Given data:
================
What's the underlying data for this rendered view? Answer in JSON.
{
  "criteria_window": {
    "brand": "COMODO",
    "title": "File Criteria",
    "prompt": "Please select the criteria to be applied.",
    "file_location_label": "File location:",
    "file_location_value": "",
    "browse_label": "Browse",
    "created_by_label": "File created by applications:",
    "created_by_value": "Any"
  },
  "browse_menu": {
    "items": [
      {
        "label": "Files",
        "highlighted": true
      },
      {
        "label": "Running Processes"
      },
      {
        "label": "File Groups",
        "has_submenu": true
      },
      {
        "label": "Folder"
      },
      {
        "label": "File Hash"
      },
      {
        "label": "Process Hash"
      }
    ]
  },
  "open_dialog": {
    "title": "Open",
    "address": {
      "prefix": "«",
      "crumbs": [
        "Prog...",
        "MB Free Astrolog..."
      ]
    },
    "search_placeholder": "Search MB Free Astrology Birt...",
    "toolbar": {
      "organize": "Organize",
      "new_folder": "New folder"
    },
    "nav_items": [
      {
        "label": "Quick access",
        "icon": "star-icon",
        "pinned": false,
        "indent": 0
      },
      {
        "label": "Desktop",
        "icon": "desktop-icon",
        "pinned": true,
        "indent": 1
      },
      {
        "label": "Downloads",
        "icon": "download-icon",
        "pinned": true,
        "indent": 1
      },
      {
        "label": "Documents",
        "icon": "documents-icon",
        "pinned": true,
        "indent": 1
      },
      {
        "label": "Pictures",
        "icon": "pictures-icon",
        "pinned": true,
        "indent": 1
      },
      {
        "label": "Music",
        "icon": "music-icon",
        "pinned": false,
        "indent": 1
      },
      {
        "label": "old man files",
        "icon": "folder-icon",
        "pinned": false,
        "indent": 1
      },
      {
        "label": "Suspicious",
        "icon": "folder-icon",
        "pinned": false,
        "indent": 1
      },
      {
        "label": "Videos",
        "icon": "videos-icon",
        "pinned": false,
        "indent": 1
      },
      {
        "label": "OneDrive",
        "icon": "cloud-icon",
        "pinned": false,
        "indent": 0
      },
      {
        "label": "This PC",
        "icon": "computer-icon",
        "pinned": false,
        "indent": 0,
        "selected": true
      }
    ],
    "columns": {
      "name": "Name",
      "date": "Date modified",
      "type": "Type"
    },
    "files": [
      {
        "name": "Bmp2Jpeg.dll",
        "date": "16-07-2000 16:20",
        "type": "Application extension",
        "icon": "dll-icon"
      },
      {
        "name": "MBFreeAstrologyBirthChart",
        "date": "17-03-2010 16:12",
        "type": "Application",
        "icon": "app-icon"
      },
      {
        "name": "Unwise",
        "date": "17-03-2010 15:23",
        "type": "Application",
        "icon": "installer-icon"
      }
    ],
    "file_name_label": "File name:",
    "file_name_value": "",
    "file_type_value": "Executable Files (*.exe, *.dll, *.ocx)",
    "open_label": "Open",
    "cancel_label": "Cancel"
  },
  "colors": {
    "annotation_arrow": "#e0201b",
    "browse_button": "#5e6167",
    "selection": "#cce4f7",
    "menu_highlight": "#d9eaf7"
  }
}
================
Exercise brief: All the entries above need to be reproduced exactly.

Answer to the problem:
What's the underlying data for this rendered view? Answer in JSON.
{
  "criteria_window": {
    "brand": "COMODO",
    "title": "File Criteria",
    "prompt": "Please select the criteria to be applied.",
    "file_location_label": "File location:",
    "file_location_value": "",
    "browse_label": "Browse",
    "created_by_label": "File created by applications:",
    "created_by_value": "Any"
  },
  "browse_menu": {
    "items": [
      {
        "label": "Files",
        "highlighted": true
      },
      {
        "label": "Running Processes"
      },
      {
        "label": "File Groups",
        "has_submenu": true
      },
      {
        "label": "Folder"
      },
      {
        "label": "File Hash"
      },
      {
        "label": "Process Hash"
      }
    ]
  },
  "open_dialog": {
    "title": "Open",
    "address": {
      "prefix": "«",
      "crumbs": [
        "Prog...",
        "MB Free Astrolog..."
      ]
    },
    "search_placeholder": "Search MB Free Astrology Birt...",
    "toolbar": {
      "organize": "Organize",
      "new_folder": "New folder"
    },
    "nav_items": [
      {
        "label": "Quick access",
        "icon": "star-icon",
        "pinned": false,
        "indent": 0
      },
      {
        "label": "Desktop",
        "icon": "desktop-icon",
        "pinned": true,
        "indent": 1
      },
      {
        "label": "Downloads",
        "icon": "download-icon",
        "pinned": true,
        "indent": 1
      },
      {
        "label": "Documents",
        "icon": "documents-icon",
        "pinned": true,
        "indent": 1
      },
      {
        "label": "Pictures",
        "icon": "pictures-icon",
        "pinned": true,
        "indent": 1
      },
      {
        "label": "Music",
        "icon": "music-icon",
        "pinned": false,
        "indent": 1
      },
      {
        "label": "old man files",
        "icon": "folder-icon",
        "pinned": false,
        "indent": 1
      },
      {
        "label": "Suspicious",
        "icon": "folder-icon",
        "pinned": false,
        "indent": 1
      },
      {
        "label": "Videos",
        "icon": "videos-icon",
        "pinned": false,
        "indent": 1
      },
      {
        "label": "OneDrive",
        "icon": "cloud-icon",
        "pinned": false,
        "indent": 0
      },
      {
        "label": "This PC",
        "icon": "computer-icon",
        "pinned": false,
        "indent": 0,
        "selected": true
      }
    ],
    "columns": {
      "name": "Name",
      "date": "Date modified",
      "type": "Type"
    },
    "files": [
      {
        "name": "Bmp2Jpeg.dll",
        "date": "16-07-2000 16:20",
        "type": "Application extension",
        "icon": "dll-icon"
      },
      {
        "name": "MBFreeAstrologyBirthChart",
        "date": "17-03-2010 16:12",
        "type": "Application",
        "icon": "app-icon"
      },
      {
        "name": "Unwise",
        "date": "17-03-2010 15:23",
        "type": "Application",
        "icon": "installer-icon"
      }
    ],
    "file_name_label": "File name:",
    "file_name_value": "",
    "file_type_value": "Executable Files (*.exe, *.dll, *.ocx)",
    "open_label": "Open",
    "cancel_label": "Cancel"
  },
  "colors": {
    "annotation_arrow": "#e0201b",
    "browse_button": "#5e6167",
    "selection": "#cce4f7",
    "menu_highlight": "#d9eaf7"
  }
}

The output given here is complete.